However, patients’ sexual concerns are often unaddressed in oncology, a study suggests 

A comprehensive analysis of data from 7,985 women with stage I-III primary breast cancer, investigating clinical, psychosocial, and behavioral factors associated with sexual health in a period of 4 years after diagnosis, shows that 78.2% of patients reported at least one sexual concern which remained often unaddressed during the disease journey (ESMO Open. 2024 Feb 12;9(2):102236).

Breast cancer treatments are associated with sexual impairments in the long-term, due to the persistence of symptoms such as decreased sexual desire, arousal disorders, lubrication problems or dyspareunia, and which may impact negatively on the quality of life during and after the end of anticancer therapies (J Clin Oncol. 2012 Oct 20;30(30):3712-9). In the study published on ESMO Open, researchers used a large database of longitudinal clinical, behavioural, tumour, treatment, and patient-reported outcome data of the prospective multicenter CANcer TOxicity (CANTO) cohort, which aims at characterising toxicities of breast cancer treatment (NCT01993498).
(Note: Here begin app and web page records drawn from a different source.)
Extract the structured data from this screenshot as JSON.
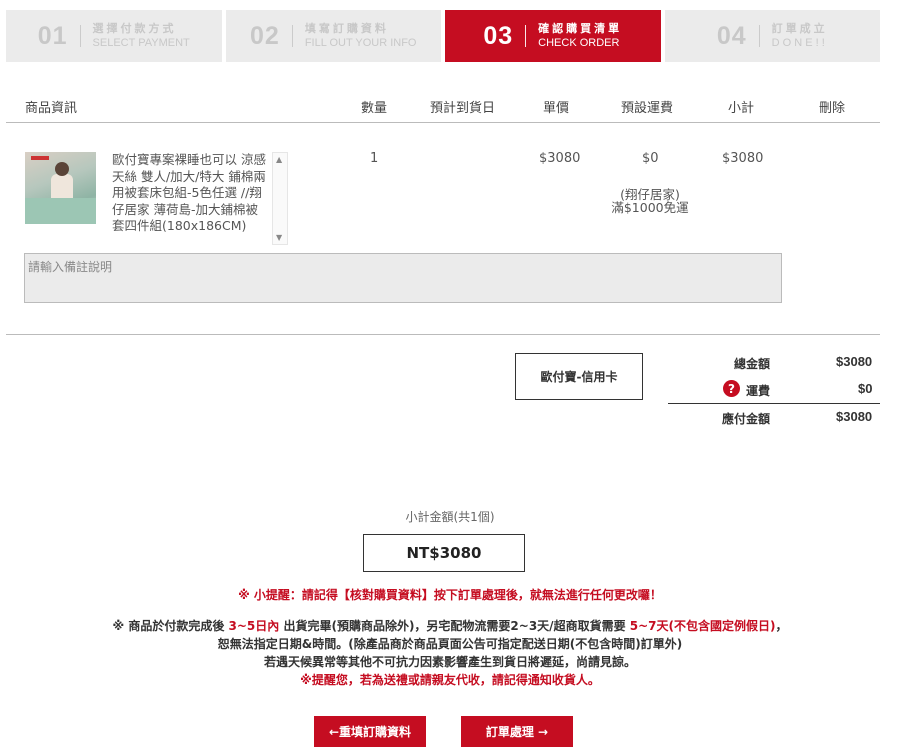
{
  "steps": [
    {
      "num": "01",
      "zh": "選擇付款方式",
      "en": "SELECT PAYMENT"
    },
    {
      "num": "02",
      "zh": "填寫訂購資料",
      "en": "FILL OUT YOUR INFO"
    },
    {
      "num": "03",
      "zh": "確認購買清單",
      "en": "CHECK ORDER"
    },
    {
      "num": "04",
      "zh": "訂單成立",
      "en": "D O N E ! !"
    }
  ],
  "table": {
    "headers": {
      "product": "商品資訊",
      "qty": "數量",
      "eta": "預計到貨日",
      "price": "單價",
      "shipping": "預設運費",
      "subtotal": "小計",
      "delete": "刪除"
    },
    "item": {
      "name": "歐付寶專案裸睡也可以 涼感天絲 雙人/加大/特大 鋪棉兩用被套床包組-5色任選 //翔仔居家 薄荷島-加大鋪棉被套四件組(180x186CM)",
      "qty": "1",
      "price": "$3080",
      "shipping": "$0",
      "shipping_note_1": "(翔仔居家)",
      "shipping_note_2": "滿$1000免運",
      "subtotal": "$3080"
    }
  },
  "remark": {
    "placeholder": "請輸入備註說明"
  },
  "payment_method": "歐付寶-信用卡",
  "summary": {
    "total_label": "總金額",
    "total_value": "$3080",
    "shipping_label": "運費",
    "shipping_value": "$0",
    "payable_label": "應付金額",
    "payable_value": "$3080"
  },
  "subtotal": {
    "label": "小計金額(共1個)",
    "value": "NT$3080"
  },
  "notices": {
    "warning": "※ 小提醒：請記得【核對購買資料】按下訂單處理後，就無法進行任何更改囉！",
    "line1_a": "※ 商品於付款完成後 ",
    "line1_b": "3~5日內",
    "line1_c": " 出貨完畢(預購商品除外)，另宅配物流需要2~3天/超商取貨需要 ",
    "line1_d": "5~7天(不包含國定例假日)",
    "line1_e": "，",
    "line2": "恕無法指定日期&時間。(除產品商於商品頁面公告可指定配送日期(不包含時間)訂單外)",
    "line3": "若遇天候異常等其他不可抗力因素影響產生到貨日將遲延，尚請見諒。",
    "line4": "※提醒您，若為送禮或請親友代收，請記得通知收貨人。"
  },
  "buttons": {
    "back": "←重填訂購資料",
    "next": "訂單處理 →"
  },
  "colors": {
    "accent": "#c50d21",
    "inactive_step": "#ebebeb"
  }
}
Poor body image was identified as the most common sexual concern affecting more than half of women with breast cancer at 2 years after diagnosis. Among factors contributing to deteriorate body image, there were also a lower educational level (OR 0.73, 95% CI 0.62-0.86 for college versus primary school, respectively), anxiety (OR 1.80, 95% CI 1.62-1.99 versus not) or depression (OR 2.00, 95% CI 1.72-2.34 versus not), and poor social functioning (OR 1.65, 95% CI 1.39-1.97 versus nonpoor) in addition to those which were strictly related to the type of treatment and its clinical implications.

Despite a considerable proportion of non-metastatic breast cancer patients experiencing sexual concerns before, during and after anticancer therapies, the management of poor sexual health is still suboptimal in oncology, as the study findings suggest. Only 11.4% of women with poor sexual functioning received psychosocial counseling, while 45.9% consulted a gynecologist.
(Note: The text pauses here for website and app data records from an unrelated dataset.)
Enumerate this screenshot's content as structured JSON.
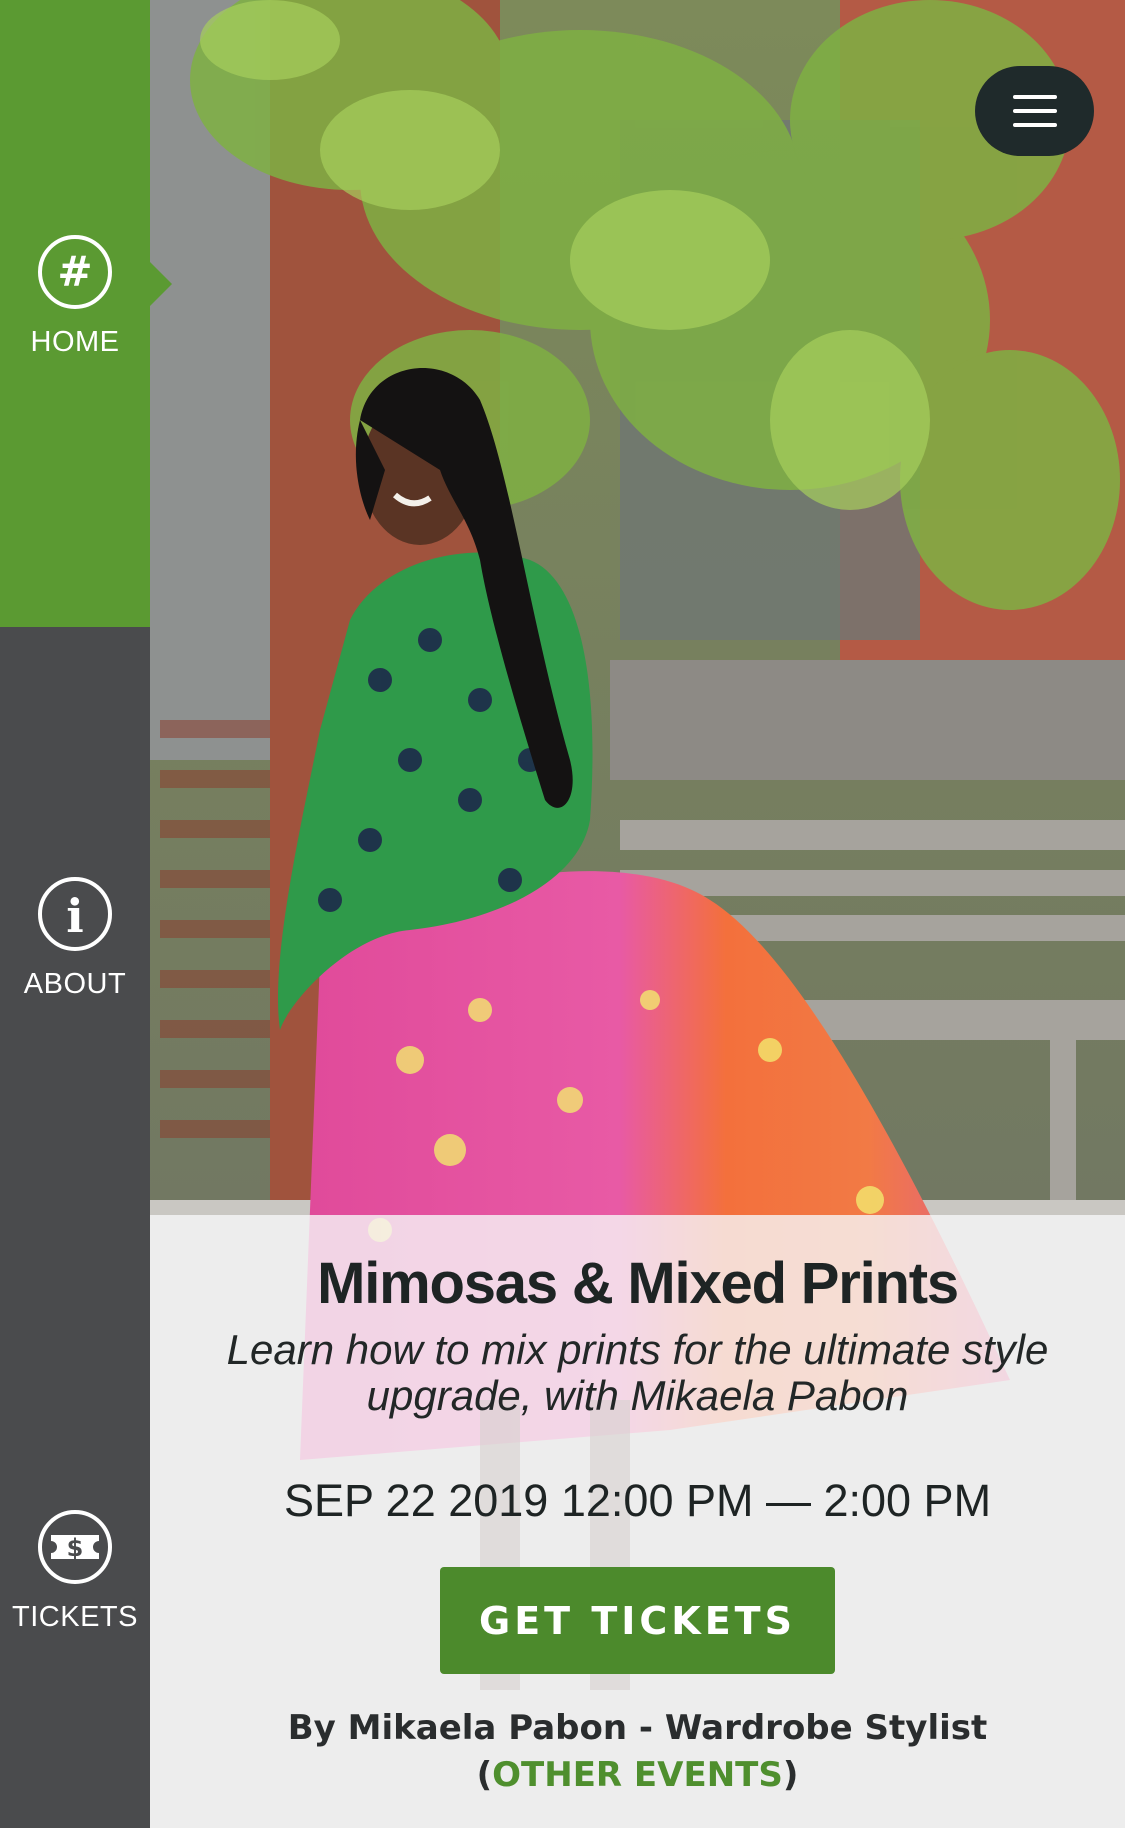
{
  "colors": {
    "brand_green": "#5b9a32",
    "button_green": "#4c8a2c",
    "link_green": "#4f8f2e",
    "sidebar_dark": "#4a4b4d",
    "menu_button_bg": "#1f2a2b",
    "text_dark": "#1e2424"
  },
  "sidebar": {
    "items": [
      {
        "label": "HOME",
        "icon": "hashtag-icon",
        "active": true
      },
      {
        "label": "ABOUT",
        "icon": "info-icon",
        "active": false
      },
      {
        "label": "TICKETS",
        "icon": "ticket-dollar-icon",
        "active": false
      }
    ]
  },
  "header": {
    "menu_icon": "hamburger-menu-icon"
  },
  "hero": {
    "image": "photo of a smiling woman with long braids wearing a green patterned blouse and a pink and orange floral pleated skirt, on a leafy brick street"
  },
  "event": {
    "title": "Mimosas & Mixed Prints",
    "subtitle": "Learn how to mix prints for the ultimate style upgrade, with Mikaela Pabon",
    "date": "SEP 22 2019",
    "time_range": "12:00 PM — 2:00 PM",
    "tickets_button": "GET TICKETS",
    "byline_prefix": "By Mikaela Pabon - Wardrobe Stylist (",
    "byline_link": "OTHER EVENTS",
    "byline_suffix": ")"
  }
}
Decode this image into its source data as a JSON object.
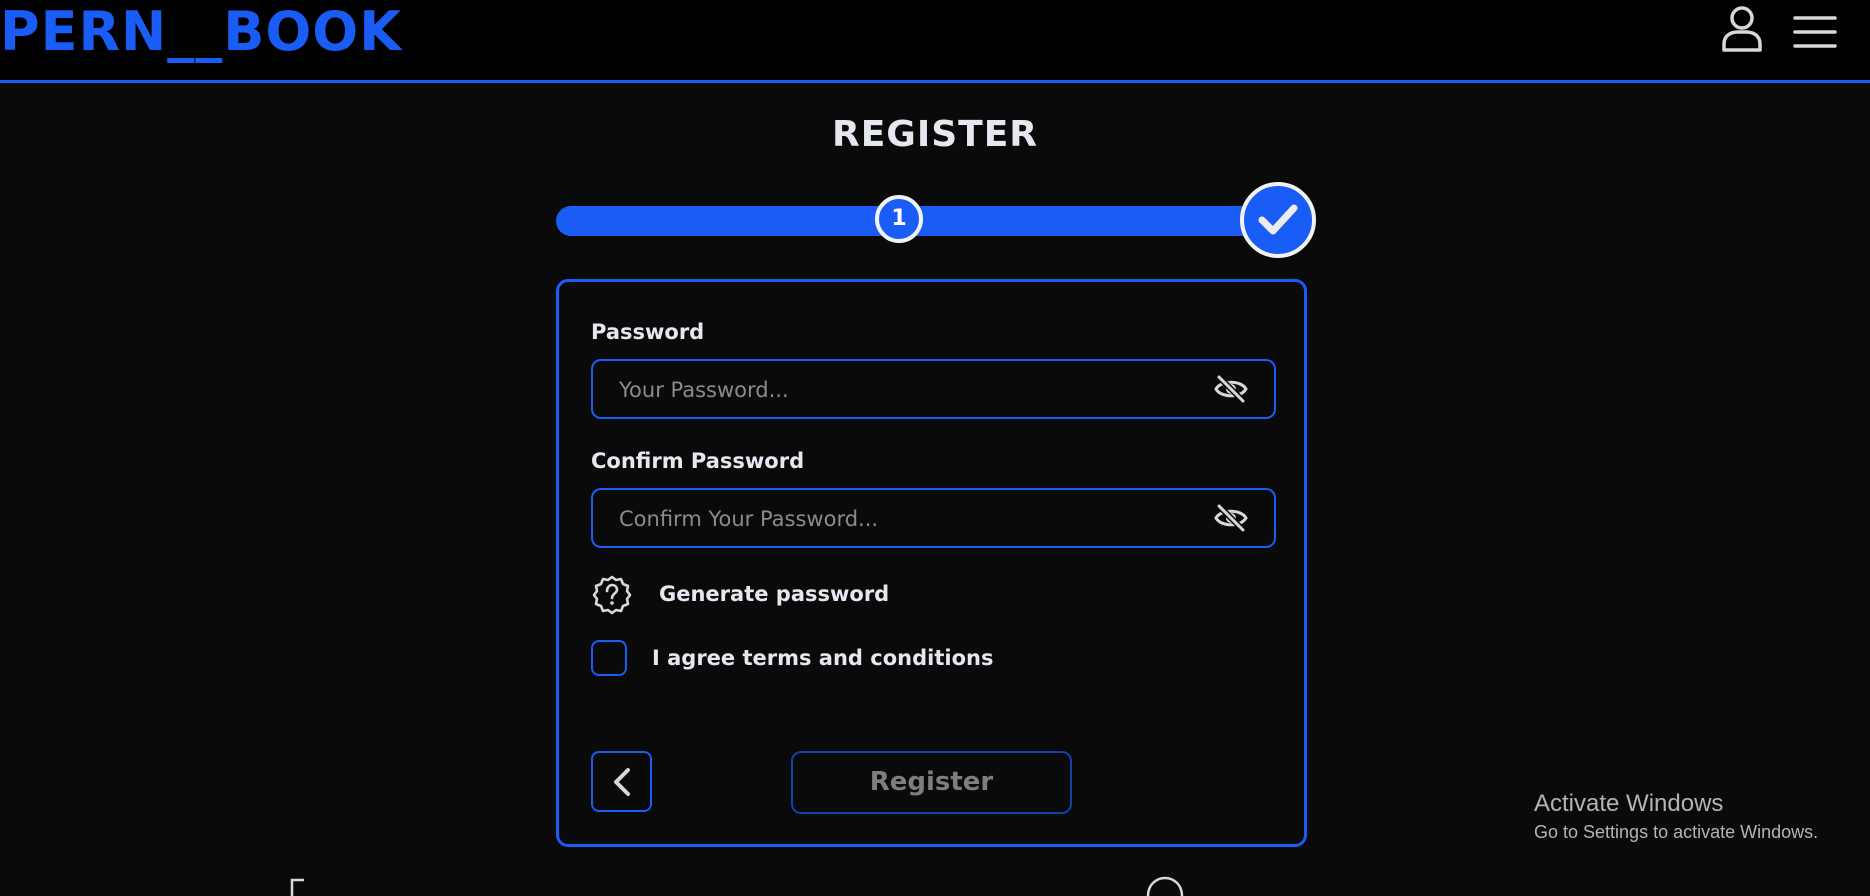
{
  "header": {
    "logo": "PERN__BOOK",
    "user_icon": "user-icon",
    "menu_icon": "hamburger-menu-icon"
  },
  "page": {
    "title": "REGISTER"
  },
  "stepper": {
    "step_label": "1",
    "done_icon": "check-icon"
  },
  "form": {
    "password_label": "Password",
    "password_placeholder": "Your Password...",
    "confirm_label": "Confirm Password",
    "confirm_placeholder": "Confirm Your Password...",
    "visibility_icon": "eye-off-icon",
    "generate_label": "Generate password",
    "generate_icon": "question-badge-icon",
    "agree_label": "I agree terms and conditions",
    "agree_checked": false,
    "back_icon": "chevron-left-icon",
    "register_label": "Register"
  },
  "watermark": {
    "title": "Activate Windows",
    "subtitle": "Go to Settings to activate Windows."
  },
  "colors": {
    "accent": "#1a5cf6",
    "background": "#0a0a0b",
    "text": "#e6e8f0"
  }
}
The study stresses the need for proactive screening and management of sexual health across the cancer care continuum by improving doctor-patient communication on this topic, raising awareness on validated interventions and strengthening a multidisciplinary approach in oncology centres.

This site uses cookies. Some of these cookies are essential, while others help us improve your experience by providing insights into how the site is being used.

For more detailed information on the cookies we use, please check our Privacy Policy.

Customise settings
  • Necessary cookies enable core functionality. The website cannot function properly without these cookies, and you can only disable them by changing your browser preferences.